  • Under Section 154 of the Code, registration of FIR is mandatory if the information discloses commission of a cognizable offence and no preliminary inquiry is permitted in such a situation.
  • The information received does not disclose a cognizable offence, but indicates the need for an inquiry, then a preliminary inquiry may only be conducted to determine whether or not a cognizable offence is identified.
  • If a cognizable offence is disclosed by the inquiry, the FIR must be registered. In cases where the preliminary inquiry ends with a closing of complaint, a copy of such closure entry must be provided to the first informant immediately and time duration must not be exceeded than one week. It must convey reasons for closing the complaint in brief and not proceeding further.
  • The General Diary or station diary is the record of all the information received in a police station, all the information relating to cognizable offences, whether it resulted in an FIR registration or to an inquiry, it must be reflected compulsorily and meticulously in the general diary.

Conclusion

Information is the communication key between the general public and police. It is the first step in any investigation process. Policing is a job of utmost sincerity and should be practiced without favoritism and discrimination. The officer in charge should handle this process with utmost patience, diligence, and fairness, without misusing their powers. We keep on hearing cases where police refuse to file an FIR because it’s against some high profile person, writing a fake FIR against a person for mere some amount of money. Police play a binding role between the public and government, if the police machinery starts commiting ill practices there will be chaos and the government will fail.


LawSikho has created a telegram group for exchanging legal knowledge, referrals and various opportunities. You can click on this link and join:
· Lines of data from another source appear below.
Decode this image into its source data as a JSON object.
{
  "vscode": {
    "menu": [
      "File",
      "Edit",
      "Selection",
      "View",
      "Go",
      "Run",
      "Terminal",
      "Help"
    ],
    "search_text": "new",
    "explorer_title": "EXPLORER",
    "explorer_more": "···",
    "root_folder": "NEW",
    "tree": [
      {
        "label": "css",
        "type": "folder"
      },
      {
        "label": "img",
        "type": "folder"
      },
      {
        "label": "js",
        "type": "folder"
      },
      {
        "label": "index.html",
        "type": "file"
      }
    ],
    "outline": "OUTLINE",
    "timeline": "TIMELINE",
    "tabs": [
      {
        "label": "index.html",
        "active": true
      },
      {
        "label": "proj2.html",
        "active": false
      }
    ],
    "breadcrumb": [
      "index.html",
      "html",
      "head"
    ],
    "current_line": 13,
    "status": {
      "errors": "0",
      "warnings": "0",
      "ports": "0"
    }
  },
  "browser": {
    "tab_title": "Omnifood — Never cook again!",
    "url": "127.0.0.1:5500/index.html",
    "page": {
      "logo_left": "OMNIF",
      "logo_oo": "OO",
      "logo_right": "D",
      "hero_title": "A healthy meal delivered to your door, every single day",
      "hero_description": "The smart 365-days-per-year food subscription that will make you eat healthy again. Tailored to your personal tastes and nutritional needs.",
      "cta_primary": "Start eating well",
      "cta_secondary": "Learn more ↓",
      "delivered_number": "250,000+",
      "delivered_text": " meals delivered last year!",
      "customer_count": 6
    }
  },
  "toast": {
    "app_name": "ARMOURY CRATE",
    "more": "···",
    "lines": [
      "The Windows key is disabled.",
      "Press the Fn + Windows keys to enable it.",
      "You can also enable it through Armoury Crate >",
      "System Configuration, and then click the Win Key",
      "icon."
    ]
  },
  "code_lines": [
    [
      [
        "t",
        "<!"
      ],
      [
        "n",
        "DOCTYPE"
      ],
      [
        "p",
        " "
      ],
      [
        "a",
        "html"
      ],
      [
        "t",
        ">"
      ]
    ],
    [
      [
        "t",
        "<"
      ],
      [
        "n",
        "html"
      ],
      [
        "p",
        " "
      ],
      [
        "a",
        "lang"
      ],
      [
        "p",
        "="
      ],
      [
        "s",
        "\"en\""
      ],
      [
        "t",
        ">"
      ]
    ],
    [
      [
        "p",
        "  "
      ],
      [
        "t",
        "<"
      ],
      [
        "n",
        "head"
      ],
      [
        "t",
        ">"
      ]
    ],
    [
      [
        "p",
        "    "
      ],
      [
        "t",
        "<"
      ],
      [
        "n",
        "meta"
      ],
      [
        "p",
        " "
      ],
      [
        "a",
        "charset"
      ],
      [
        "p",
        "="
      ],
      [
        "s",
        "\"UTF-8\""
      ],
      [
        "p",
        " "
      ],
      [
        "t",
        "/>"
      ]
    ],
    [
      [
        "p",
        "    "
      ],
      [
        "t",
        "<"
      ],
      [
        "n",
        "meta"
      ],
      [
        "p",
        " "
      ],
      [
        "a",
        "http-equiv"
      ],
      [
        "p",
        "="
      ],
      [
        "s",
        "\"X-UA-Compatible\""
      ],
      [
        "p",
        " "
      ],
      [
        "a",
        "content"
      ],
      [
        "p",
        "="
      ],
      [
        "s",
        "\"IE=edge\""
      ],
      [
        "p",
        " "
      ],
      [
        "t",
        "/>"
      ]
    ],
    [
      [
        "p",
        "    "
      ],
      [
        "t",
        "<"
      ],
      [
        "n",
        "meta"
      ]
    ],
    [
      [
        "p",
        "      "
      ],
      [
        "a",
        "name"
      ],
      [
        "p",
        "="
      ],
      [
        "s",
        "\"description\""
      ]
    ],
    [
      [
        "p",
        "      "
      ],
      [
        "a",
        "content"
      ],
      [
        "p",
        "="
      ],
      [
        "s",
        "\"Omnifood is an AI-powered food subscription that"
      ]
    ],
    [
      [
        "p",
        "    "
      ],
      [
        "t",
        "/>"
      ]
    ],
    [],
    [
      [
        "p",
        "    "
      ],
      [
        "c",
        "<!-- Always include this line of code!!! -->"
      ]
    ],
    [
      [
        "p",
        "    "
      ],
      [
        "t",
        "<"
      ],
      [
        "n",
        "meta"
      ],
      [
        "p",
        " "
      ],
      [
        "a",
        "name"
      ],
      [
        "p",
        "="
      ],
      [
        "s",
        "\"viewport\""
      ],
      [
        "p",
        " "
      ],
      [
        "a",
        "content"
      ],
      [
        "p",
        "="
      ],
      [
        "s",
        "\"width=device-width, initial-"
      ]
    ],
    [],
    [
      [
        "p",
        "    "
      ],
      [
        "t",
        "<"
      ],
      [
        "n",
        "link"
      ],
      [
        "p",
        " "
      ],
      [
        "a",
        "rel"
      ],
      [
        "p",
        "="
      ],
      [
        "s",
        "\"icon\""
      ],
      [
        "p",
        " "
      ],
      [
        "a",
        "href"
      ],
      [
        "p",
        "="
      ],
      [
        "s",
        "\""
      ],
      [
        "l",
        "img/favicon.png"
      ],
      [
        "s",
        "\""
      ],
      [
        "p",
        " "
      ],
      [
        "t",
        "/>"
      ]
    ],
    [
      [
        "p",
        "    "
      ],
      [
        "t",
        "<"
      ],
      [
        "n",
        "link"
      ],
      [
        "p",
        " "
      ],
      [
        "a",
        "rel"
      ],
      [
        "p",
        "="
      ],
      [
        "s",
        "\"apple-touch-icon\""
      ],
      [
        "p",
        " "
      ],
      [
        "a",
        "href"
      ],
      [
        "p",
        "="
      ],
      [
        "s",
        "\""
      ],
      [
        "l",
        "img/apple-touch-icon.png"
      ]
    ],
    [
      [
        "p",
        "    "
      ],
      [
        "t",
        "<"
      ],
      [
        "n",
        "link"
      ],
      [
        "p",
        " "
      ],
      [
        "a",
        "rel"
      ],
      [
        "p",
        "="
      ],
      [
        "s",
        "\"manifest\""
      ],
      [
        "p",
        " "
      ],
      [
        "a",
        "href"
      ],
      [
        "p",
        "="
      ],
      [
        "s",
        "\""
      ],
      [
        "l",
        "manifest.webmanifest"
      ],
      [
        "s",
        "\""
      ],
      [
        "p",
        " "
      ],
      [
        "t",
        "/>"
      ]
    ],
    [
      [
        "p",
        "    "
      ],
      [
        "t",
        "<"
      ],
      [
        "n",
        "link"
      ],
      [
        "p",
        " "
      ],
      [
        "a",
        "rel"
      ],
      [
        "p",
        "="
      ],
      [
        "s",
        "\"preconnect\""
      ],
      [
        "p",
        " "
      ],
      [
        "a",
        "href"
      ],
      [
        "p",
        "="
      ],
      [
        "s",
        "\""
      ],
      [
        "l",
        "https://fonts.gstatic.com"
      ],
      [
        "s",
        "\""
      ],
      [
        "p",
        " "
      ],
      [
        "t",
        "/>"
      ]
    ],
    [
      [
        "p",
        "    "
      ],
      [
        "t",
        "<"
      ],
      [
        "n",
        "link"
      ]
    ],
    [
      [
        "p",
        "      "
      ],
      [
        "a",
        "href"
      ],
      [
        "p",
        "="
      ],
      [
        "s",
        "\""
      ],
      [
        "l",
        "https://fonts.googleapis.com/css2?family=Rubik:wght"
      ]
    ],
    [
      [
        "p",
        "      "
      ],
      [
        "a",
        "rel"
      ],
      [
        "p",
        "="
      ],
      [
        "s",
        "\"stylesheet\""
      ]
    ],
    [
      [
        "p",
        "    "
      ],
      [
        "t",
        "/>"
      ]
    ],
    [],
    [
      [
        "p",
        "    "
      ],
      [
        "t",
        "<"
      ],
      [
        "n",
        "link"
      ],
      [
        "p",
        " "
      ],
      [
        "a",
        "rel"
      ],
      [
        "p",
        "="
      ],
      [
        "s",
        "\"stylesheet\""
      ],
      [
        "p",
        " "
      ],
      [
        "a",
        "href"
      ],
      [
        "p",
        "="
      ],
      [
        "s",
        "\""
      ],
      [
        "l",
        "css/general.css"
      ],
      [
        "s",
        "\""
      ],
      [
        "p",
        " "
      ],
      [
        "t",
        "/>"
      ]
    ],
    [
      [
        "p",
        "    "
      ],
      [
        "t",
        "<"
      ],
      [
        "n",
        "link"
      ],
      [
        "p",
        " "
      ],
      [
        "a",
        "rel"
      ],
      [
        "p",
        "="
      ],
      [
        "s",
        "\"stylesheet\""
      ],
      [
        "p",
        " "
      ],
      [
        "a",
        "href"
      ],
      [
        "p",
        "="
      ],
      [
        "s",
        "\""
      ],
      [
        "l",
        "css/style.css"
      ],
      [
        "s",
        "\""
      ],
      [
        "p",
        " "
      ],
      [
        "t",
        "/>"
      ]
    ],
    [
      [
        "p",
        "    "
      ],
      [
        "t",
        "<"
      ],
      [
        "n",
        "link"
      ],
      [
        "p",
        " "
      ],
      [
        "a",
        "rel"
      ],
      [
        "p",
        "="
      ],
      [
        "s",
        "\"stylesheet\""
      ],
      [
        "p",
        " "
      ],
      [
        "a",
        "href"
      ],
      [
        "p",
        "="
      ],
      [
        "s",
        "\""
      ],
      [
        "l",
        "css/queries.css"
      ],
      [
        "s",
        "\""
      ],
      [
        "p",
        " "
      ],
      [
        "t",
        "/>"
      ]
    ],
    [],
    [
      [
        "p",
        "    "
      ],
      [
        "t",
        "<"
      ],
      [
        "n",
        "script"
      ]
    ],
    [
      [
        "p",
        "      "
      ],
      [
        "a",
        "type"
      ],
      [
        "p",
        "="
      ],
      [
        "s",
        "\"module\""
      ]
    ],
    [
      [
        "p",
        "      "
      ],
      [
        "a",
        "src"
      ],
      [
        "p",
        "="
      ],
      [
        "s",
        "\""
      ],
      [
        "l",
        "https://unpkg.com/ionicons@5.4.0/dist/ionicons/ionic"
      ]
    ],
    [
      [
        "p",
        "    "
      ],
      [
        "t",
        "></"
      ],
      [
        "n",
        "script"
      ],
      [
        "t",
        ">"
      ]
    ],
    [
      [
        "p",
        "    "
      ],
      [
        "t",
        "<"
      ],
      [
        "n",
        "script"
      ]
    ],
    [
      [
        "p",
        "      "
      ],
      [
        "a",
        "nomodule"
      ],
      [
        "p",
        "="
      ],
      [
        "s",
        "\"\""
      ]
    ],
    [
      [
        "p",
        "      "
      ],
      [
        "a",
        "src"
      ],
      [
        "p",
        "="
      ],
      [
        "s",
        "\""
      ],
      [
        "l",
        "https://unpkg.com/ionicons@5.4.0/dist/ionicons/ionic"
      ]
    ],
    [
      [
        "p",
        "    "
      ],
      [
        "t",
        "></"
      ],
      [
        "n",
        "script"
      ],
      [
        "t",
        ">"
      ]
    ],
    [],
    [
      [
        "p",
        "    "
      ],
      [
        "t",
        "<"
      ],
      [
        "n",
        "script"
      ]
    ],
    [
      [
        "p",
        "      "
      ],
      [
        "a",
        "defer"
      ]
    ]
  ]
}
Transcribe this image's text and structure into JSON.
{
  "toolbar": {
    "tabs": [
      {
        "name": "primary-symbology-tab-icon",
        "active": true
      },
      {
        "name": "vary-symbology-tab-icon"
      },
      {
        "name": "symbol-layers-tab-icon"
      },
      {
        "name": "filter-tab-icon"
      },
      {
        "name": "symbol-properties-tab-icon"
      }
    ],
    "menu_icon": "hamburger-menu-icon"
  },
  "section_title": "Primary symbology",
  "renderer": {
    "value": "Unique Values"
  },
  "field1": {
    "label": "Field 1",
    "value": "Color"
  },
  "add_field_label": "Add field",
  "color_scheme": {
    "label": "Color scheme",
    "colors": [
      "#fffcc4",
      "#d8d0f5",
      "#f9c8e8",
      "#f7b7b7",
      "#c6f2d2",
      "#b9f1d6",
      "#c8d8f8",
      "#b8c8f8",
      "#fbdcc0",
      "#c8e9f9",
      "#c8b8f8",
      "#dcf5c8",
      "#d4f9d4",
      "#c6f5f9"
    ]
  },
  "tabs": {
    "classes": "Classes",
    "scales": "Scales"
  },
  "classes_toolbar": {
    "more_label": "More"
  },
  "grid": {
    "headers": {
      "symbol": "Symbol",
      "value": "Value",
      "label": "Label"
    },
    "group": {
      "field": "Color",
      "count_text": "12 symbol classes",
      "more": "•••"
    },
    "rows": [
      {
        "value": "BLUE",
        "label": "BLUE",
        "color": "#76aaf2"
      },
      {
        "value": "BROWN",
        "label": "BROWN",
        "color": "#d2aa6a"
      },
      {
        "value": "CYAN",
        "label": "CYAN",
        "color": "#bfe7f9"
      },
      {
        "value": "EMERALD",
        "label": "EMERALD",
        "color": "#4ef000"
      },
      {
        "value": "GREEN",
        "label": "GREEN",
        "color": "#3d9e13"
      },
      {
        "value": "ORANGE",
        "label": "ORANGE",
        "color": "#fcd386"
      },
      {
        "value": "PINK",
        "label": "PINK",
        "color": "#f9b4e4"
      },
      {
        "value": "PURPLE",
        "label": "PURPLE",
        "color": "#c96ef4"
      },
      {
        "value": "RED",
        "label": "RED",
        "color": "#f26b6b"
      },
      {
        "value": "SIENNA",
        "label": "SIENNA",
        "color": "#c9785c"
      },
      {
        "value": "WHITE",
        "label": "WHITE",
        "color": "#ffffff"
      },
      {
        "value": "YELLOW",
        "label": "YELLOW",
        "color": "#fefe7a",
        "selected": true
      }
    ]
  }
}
Follow us on Instagram and subscribe to our YouTube channel for more amazing legal content.

LEAVE A REPLY

Please enter your comment!
Please enter your name here